DATA IN THIS EXERCISE —
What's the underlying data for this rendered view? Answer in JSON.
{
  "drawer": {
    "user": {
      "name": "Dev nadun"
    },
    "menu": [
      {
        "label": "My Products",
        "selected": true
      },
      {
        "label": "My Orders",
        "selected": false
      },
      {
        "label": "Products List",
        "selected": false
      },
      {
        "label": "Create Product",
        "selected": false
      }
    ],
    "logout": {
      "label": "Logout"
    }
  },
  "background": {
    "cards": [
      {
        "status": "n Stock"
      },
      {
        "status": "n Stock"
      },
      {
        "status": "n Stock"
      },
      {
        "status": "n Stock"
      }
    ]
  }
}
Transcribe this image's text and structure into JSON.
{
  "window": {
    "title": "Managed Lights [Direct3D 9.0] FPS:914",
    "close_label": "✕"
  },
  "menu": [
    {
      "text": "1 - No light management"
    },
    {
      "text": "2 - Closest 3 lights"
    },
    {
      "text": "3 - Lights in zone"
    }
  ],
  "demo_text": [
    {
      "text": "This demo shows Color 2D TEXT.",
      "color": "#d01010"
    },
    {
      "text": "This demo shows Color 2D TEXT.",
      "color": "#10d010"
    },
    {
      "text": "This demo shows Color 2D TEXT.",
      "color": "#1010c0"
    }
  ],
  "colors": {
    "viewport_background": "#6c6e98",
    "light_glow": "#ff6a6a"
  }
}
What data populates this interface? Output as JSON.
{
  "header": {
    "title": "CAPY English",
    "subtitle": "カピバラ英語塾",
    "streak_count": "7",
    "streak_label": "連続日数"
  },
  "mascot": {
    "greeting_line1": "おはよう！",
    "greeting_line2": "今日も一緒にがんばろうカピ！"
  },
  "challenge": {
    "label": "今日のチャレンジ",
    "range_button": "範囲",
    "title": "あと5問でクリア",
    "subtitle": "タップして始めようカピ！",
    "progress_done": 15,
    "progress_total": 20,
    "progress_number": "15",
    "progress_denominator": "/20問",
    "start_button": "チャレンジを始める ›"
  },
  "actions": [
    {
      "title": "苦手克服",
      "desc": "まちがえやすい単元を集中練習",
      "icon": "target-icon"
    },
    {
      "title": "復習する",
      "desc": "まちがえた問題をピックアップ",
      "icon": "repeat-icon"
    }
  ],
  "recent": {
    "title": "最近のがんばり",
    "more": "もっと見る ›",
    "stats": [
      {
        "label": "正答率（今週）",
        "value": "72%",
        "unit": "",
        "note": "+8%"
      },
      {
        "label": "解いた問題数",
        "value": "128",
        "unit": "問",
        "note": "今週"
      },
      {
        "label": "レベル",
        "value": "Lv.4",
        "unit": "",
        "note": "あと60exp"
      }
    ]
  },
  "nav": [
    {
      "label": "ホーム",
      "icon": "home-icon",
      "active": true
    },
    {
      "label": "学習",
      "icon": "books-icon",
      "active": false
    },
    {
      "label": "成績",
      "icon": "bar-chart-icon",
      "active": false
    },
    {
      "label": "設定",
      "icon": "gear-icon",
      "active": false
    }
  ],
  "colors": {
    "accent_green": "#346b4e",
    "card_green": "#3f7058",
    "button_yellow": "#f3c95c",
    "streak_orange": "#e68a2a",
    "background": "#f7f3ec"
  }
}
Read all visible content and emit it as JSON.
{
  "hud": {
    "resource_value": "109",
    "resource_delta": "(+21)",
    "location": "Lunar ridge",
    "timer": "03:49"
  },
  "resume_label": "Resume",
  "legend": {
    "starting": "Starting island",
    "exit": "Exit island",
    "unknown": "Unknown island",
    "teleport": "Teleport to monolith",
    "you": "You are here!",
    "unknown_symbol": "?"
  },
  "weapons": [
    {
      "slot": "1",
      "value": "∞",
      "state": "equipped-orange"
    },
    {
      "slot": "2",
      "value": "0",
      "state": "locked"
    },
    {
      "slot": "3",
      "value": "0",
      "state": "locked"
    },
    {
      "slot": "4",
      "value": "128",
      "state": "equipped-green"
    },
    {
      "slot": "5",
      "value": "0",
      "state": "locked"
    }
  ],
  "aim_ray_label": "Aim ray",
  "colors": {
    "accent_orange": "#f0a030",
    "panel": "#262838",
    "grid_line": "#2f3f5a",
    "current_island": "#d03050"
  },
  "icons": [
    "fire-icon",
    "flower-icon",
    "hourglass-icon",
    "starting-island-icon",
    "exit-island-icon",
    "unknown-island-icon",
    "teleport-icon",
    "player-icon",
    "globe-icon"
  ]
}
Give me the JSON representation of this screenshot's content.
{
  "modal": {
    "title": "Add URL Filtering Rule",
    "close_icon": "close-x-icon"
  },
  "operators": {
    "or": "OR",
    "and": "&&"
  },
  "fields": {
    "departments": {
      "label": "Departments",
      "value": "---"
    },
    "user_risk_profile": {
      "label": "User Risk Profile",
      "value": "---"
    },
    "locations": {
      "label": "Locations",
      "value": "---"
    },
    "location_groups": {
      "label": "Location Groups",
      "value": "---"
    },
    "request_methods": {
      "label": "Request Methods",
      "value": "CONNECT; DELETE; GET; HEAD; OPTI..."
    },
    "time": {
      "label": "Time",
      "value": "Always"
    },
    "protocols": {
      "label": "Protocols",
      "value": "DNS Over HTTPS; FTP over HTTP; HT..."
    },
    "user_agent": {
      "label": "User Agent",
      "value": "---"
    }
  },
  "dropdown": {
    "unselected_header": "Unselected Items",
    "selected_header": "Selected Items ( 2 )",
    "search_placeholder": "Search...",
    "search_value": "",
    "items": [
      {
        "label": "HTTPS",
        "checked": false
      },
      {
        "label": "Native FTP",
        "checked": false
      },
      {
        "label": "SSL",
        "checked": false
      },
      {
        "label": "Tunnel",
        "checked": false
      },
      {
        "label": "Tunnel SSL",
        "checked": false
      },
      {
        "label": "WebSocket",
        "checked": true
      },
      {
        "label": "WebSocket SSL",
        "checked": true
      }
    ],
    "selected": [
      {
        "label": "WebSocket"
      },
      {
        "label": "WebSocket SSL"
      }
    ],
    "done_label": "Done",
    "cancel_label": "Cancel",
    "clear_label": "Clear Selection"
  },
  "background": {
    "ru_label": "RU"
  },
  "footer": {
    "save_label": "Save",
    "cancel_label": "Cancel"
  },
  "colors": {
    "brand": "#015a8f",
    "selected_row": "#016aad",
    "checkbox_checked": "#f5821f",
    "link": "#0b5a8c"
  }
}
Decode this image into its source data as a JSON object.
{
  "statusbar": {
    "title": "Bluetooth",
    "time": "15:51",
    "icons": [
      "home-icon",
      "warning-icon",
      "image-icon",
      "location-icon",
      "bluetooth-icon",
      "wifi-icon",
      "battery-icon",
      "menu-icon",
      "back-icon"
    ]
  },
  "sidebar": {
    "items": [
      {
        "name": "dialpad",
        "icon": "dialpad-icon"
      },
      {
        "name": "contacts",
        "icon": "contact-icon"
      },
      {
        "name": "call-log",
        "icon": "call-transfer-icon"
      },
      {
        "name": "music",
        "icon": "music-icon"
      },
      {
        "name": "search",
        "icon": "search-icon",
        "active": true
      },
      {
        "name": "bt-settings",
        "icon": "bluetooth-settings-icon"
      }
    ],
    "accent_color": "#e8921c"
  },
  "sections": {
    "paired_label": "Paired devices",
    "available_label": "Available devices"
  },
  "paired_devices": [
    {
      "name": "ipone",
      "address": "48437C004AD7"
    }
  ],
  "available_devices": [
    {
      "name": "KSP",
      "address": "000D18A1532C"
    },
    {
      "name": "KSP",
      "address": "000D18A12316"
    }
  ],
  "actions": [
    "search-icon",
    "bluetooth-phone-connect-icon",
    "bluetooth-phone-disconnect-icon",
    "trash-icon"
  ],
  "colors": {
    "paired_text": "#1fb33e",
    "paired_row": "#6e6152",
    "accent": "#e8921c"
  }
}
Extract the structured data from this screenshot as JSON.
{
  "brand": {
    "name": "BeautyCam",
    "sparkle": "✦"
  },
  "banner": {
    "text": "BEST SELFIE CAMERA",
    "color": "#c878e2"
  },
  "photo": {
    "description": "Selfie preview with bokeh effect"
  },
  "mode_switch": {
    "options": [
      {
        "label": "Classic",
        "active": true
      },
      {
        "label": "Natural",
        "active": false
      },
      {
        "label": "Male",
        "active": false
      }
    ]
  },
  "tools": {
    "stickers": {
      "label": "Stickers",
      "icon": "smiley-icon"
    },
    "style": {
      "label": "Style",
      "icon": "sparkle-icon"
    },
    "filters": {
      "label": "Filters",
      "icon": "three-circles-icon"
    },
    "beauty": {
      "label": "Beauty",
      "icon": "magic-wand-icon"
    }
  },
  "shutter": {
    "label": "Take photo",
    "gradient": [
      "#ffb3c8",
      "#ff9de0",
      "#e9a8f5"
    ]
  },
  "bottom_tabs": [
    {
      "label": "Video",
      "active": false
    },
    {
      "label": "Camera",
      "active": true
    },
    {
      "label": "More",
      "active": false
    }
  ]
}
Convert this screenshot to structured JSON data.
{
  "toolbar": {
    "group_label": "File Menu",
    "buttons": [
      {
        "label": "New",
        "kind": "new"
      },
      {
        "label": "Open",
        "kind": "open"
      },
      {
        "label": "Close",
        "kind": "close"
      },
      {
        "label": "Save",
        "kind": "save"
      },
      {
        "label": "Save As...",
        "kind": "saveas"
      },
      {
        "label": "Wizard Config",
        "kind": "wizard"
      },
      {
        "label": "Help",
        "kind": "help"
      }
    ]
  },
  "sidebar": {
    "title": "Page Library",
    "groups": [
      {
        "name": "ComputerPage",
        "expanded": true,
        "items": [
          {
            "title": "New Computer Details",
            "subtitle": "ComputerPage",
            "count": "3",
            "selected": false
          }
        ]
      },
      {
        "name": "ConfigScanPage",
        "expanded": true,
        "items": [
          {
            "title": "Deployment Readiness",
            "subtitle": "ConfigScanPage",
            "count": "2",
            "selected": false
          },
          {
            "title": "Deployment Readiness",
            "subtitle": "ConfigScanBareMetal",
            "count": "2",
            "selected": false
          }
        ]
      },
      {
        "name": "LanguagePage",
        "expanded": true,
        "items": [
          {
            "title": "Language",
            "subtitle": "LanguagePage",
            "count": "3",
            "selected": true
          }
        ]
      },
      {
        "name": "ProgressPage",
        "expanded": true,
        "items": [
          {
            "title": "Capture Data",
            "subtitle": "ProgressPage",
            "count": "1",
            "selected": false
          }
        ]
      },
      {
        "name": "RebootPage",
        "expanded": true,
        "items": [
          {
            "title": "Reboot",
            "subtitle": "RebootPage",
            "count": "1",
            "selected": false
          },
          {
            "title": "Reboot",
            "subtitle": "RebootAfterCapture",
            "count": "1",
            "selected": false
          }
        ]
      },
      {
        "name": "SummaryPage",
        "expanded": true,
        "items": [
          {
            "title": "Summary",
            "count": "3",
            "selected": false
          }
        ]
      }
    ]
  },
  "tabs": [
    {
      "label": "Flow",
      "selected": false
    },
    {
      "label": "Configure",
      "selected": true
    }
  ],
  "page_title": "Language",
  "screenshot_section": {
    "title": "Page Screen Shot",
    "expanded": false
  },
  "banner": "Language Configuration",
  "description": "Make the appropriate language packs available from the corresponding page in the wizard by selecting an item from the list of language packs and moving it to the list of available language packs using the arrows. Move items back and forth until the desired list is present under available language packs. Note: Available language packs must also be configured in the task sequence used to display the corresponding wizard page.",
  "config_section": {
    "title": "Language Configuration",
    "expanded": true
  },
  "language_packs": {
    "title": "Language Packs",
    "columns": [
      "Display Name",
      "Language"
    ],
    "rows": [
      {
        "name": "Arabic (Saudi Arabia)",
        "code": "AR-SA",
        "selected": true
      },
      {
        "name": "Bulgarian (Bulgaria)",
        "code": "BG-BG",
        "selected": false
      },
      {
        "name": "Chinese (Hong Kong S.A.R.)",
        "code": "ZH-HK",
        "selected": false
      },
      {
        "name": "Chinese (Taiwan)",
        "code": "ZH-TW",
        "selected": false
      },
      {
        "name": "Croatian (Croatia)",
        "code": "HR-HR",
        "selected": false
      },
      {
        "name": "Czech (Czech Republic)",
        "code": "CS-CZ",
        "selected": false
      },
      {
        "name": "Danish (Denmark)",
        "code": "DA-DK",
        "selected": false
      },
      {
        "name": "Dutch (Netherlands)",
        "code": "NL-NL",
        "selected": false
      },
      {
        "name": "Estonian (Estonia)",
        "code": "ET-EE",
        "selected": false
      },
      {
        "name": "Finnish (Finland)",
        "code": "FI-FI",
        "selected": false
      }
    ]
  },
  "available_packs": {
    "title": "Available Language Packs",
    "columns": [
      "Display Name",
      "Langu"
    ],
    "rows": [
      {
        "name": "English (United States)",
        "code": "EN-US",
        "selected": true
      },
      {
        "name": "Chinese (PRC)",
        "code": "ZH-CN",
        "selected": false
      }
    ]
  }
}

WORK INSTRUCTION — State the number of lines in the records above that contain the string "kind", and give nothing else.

RESULT — 7